[Web page and app entries]
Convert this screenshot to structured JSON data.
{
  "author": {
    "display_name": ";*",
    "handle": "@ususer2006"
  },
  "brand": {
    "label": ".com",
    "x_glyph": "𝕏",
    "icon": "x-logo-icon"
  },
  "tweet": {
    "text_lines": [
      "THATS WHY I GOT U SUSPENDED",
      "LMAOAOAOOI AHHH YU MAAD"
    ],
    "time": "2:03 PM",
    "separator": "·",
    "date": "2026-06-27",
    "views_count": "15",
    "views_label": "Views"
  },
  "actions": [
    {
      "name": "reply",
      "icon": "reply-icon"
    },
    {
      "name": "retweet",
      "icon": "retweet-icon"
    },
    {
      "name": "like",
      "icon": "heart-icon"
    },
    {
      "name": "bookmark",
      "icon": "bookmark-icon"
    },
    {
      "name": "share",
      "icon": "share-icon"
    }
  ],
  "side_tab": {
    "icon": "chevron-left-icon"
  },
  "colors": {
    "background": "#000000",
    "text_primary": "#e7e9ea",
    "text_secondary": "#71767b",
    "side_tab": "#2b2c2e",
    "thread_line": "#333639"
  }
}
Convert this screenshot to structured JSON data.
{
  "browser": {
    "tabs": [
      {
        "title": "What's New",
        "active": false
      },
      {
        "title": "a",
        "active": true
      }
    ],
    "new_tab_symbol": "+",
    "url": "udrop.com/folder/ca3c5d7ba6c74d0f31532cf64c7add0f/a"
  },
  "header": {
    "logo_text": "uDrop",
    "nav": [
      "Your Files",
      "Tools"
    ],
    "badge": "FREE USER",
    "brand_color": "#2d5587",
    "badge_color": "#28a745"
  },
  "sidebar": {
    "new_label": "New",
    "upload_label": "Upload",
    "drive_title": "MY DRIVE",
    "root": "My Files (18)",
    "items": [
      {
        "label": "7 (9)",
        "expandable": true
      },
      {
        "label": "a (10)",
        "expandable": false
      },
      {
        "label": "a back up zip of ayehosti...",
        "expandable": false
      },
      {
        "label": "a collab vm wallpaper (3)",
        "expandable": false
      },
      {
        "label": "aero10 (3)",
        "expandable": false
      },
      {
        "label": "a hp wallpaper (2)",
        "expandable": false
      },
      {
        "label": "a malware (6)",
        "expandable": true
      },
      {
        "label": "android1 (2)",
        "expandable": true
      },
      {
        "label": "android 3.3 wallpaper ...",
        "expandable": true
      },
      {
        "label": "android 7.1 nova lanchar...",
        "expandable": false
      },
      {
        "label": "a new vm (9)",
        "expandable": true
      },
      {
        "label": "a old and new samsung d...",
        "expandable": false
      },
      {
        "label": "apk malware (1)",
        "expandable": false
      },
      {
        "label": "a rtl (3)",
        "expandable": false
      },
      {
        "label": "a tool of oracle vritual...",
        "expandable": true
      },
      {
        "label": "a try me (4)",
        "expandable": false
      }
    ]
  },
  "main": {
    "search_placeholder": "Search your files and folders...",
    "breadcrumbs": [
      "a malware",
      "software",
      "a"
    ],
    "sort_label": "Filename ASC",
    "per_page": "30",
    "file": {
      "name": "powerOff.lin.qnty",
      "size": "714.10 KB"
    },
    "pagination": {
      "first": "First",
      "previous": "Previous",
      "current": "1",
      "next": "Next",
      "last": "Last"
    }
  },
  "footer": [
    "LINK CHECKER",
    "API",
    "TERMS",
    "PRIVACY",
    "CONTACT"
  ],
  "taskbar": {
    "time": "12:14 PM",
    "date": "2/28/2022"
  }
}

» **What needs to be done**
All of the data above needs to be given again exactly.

» **Task solution**
Convert this screenshot to structured JSON data.
{
  "author": {
    "display_name": ";*",
    "handle": "@ususer2006"
  },
  "brand": {
    "label": ".com",
    "x_glyph": "𝕏",
    "icon": "x-logo-icon"
  },
  "tweet": {
    "text_lines": [
      "THATS WHY I GOT U SUSPENDED",
      "LMAOAOAOOI AHHH YU MAAD"
    ],
    "time": "2:03 PM",
    "separator": "·",
    "date": "2026-06-27",
    "views_count": "15",
    "views_label": "Views"
  },
  "actions": [
    {
      "name": "reply",
      "icon": "reply-icon"
    },
    {
      "name": "retweet",
      "icon": "retweet-icon"
    },
    {
      "name": "like",
      "icon": "heart-icon"
    },
    {
      "name": "bookmark",
      "icon": "bookmark-icon"
    },
    {
      "name": "share",
      "icon": "share-icon"
    }
  ],
  "side_tab": {
    "icon": "chevron-left-icon"
  },
  "colors": {
    "background": "#000000",
    "text_primary": "#e7e9ea",
    "text_secondary": "#71767b",
    "side_tab": "#2b2c2e",
    "thread_line": "#333639"
  }
}
Convert this screenshot to structured JSON data.
{
  "browser": {
    "tabs": [
      {
        "title": "What's New",
        "active": false
      },
      {
        "title": "a",
        "active": true
      }
    ],
    "new_tab_symbol": "+",
    "url": "udrop.com/folder/ca3c5d7ba6c74d0f31532cf64c7add0f/a"
  },
  "header": {
    "logo_text": "uDrop",
    "nav": [
      "Your Files",
      "Tools"
    ],
    "badge": "FREE USER",
    "brand_color": "#2d5587",
    "badge_color": "#28a745"
  },
  "sidebar": {
    "new_label": "New",
    "upload_label": "Upload",
    "drive_title": "MY DRIVE",
    "root": "My Files (18)",
    "items": [
      {
        "label": "7 (9)",
        "expandable": true
      },
      {
        "label": "a (10)",
        "expandable": false
      },
      {
        "label": "a back up zip of ayehosti...",
        "expandable": false
      },
      {
        "label": "a collab vm wallpaper (3)",
        "expandable": false
      },
      {
        "label": "aero10 (3)",
        "expandable": false
      },
      {
        "label": "a hp wallpaper (2)",
        "expandable": false
      },
      {
        "label": "a malware (6)",
        "expandable": true
      },
      {
        "label": "android1 (2)",
        "expandable": true
      },
      {
        "label": "android 3.3 wallpaper ...",
        "expandable": true
      },
      {
        "label": "android 7.1 nova lanchar...",
        "expandable": false
      },
      {
        "label": "a new vm (9)",
        "expandable": true
      },
      {
        "label": "a old and new samsung d...",
        "expandable": false
      },
      {
        "label": "apk malware (1)",
        "expandable": false
      },
      {
        "label": "a rtl (3)",
        "expandable": false
      },
      {
        "label": "a tool of oracle vritual...",
        "expandable": true
      },
      {
        "label": "a try me (4)",
        "expandable": false
      }
    ]
  },
  "main": {
    "search_placeholder": "Search your files and folders...",
    "breadcrumbs": [
      "a malware",
      "software",
      "a"
    ],
    "sort_label": "Filename ASC",
    "per_page": "30",
    "file": {
      "name": "powerOff.lin.qnty",
      "size": "714.10 KB"
    },
    "pagination": {
      "first": "First",
      "previous": "Previous",
      "current": "1",
      "next": "Next",
      "last": "Last"
    }
  },
  "footer": [
    "LINK CHECKER",
    "API",
    "TERMS",
    "PRIVACY",
    "CONTACT"
  ],
  "taskbar": {
    "time": "12:14 PM",
    "date": "2/28/2022"
  }
}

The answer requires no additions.